Delaware Memorial Bridge Run to Acceptance for Special Olympics raises awareness, financial support
New Castle, Del. – Yesterday, at exactly 7:00 a.m., with three of the four lanes on the northbound span of the Delaware Memorial Bridge closed, 189 men and women from several neighboring states embarked on a 5k run across the bridge. Joe Grasso of Penns Grove, New Jersey’s Liberty Fire Company #1 was top overall finisher with Adrienne Borrelli, a Wilmington ER nurse, the first female to cross the finish line.
"Like last year, I’m thoroughly impressed with the meticulous planning, coordination and cooperation, and significant volunteer support that made today’s event so successful,” said Tom Cook, Executive Director of the Delaware River and Bay Authority (DRBA). “The bridge run is a win-win, bucket list type of event – participants get a chance to walk or run on the iconic Delaware Memorial Bridge and the Authority is able to help such a worthy and special community organization raise money to further their mission goals; but everyone knows that the real winners are the beneficiaries of Special Olympics Delaware.”
More than $34,500 was raised for Special Olympics Delaware, a nonprofit that provides sports training and competition opportunities for more than 4,200 children and adults with intellectual disabilities. For some of the runners, it was an opportunity to support an event that raises money for the very cause that has given so much to their own family.
“Special Olympics has been a vital part of our family's life for over 15 years,” said Kim Bates, who ran the span for the first time and has a son who participates year-round in the program. “Special Olympics has provided Justin with incredible opportunities through sports, camps and attending the 2018 USA Games in Seattle. All of this wouldn't be possible without the financial support of the community, especially our first responders who ran today to promote acceptance for Special Olympics Delaware athletes.”
In addition to the outpouring of support from the DRBA, key contributors to the event included presenting sponsor M&T Bank, Delaware Law Enforcement for Special Olympics, Delaware National Guard, Larkins Bus Services, Emergency Medical Service, and a host of law enforcement and fire officials from several agencies across the First State who volunteered to ensure the safety of all involved.

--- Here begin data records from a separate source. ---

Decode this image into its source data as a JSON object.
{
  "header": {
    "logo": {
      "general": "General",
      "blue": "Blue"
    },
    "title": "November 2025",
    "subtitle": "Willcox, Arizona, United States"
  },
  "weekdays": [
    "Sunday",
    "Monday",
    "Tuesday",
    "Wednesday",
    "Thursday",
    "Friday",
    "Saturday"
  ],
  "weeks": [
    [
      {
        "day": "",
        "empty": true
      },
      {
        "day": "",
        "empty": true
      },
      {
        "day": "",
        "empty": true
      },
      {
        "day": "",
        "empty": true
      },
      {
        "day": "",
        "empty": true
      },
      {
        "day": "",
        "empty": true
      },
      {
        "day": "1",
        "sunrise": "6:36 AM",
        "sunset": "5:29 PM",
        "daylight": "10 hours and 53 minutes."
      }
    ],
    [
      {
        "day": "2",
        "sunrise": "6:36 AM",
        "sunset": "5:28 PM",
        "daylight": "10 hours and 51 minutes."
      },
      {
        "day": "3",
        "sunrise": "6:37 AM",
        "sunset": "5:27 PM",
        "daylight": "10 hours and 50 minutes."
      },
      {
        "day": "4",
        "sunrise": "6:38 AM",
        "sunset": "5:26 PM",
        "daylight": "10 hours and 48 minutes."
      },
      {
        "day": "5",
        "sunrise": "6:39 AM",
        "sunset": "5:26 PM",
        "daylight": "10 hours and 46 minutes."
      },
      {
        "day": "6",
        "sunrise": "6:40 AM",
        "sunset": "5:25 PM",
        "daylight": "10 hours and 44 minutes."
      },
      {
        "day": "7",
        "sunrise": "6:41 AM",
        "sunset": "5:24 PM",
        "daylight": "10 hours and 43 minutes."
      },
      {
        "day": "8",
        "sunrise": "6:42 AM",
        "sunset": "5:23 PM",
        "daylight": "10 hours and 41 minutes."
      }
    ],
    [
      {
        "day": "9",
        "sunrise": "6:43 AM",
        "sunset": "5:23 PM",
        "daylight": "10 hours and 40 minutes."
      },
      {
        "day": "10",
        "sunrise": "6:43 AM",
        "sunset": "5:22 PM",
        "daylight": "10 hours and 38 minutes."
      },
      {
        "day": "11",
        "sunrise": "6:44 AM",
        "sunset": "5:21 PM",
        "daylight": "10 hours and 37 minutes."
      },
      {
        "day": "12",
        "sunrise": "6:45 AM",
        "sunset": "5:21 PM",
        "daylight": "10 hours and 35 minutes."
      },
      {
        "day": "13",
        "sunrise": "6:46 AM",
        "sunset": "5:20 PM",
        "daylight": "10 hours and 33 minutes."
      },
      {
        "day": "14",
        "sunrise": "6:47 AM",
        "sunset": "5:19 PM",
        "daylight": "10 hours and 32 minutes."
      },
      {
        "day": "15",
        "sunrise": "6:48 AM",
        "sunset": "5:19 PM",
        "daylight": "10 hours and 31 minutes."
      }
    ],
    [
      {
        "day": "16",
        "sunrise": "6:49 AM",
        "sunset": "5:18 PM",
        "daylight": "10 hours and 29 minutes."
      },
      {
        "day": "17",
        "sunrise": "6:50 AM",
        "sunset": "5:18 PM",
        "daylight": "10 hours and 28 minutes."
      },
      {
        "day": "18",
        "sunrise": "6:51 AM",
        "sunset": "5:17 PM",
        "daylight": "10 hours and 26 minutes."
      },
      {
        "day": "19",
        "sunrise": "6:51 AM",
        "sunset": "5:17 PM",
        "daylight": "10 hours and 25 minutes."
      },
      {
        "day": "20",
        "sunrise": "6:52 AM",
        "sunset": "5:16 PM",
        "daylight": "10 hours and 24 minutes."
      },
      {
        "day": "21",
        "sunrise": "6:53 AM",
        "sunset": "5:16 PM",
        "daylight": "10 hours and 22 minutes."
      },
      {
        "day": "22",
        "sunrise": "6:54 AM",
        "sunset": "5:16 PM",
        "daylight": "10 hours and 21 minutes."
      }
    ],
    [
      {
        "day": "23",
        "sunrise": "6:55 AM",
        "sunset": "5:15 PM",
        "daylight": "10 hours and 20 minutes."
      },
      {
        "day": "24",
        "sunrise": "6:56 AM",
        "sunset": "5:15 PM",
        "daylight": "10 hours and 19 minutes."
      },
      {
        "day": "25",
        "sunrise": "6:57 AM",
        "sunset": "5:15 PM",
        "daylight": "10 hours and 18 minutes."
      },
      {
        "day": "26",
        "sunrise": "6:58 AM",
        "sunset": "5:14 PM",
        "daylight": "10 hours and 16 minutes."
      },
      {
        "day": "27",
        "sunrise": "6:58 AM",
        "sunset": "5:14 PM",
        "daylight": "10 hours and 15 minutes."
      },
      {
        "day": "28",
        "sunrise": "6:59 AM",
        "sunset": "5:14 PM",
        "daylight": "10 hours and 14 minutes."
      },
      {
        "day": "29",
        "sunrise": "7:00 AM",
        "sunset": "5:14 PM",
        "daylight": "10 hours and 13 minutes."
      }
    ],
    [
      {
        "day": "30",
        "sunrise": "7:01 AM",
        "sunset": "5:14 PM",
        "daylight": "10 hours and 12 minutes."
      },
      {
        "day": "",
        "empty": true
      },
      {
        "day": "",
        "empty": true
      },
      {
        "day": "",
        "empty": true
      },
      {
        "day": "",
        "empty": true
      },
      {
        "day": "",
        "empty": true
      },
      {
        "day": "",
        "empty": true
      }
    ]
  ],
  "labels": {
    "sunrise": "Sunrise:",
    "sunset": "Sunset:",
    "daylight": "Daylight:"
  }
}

“This second Bridge Run could never have happened without the complete support of the DRBA, M&T Bank and many other individuals,” said Ann Grunert, Executive Director of Special Olympics Delaware. “Their efforts as a collective group not only made this event a success, but helped us achieve our goals of creating awareness of the abilities of people with intellectual disabilities, raising funds to reach more athletes, and providing the first responders of our community with the exclusive opportunity to be part of this unique event.”
Like the inaugural event a year ago, this second event on the bridge was limited to active and retired first responders.
“It was an honor to work with all the volunteers who made this historic run such a success,” said Col. Richard Arroyo, DRBA police administrator. “I want to thank our commissioners, Executive Director Tom Cook and his senior staff for permitting this event to take place. Special Olympics Delaware is a great organization and this event will benefit thousands of people with intellectual disabilities.”
Today/yesterday, one-hundred and eighty-nine runners and walkers participated in the Delaware Memorial Bridge Run to Acceptance for Special Olympics. The five-k race from New Jersey to Delaware took place across the northbound span of the bridge for the second consecutive year. It raised over thirty-four thousand dollars for Special Olympics Delaware, which provides sports training and competition for more than four-thousand two-hundred children and adults with intellectual disabilities.
About Special Olympics Delaware
Special Olympics Delaware has been changing the lives of Delawareans since 1971. Through sports training and competition in 19 sports, more than 4,200 athletes with intellectual disabilities have proven that, given the chance, no disability is too great to overcome. Using sports as a platform, Special Olympics strives for acceptance of all people, regardless of ability, not only on the playing fields, but in their local communities.
About the Delaware River and Bay Authority
The DRBA, a bi-state governmental agency created by Compact in 1962, owns and operates the Delaware Memorial Bridge, the Cape May- Lewes Ferry, and the Forts Ferry Crossing. The DRBA also manages corporate and aviation properties through its economic development powers - two airports in New Jersey (Millville Airport and Cape May Airport) and three in Delaware (New Castle Airport, Civil Air Terminal and Delaware Airpark). All DRBA operating revenues are generated through the bridge, ferry and airport facilities. For more information, please visit www.drba.net.
PDF of Press Release
SODE Bridge Run 2018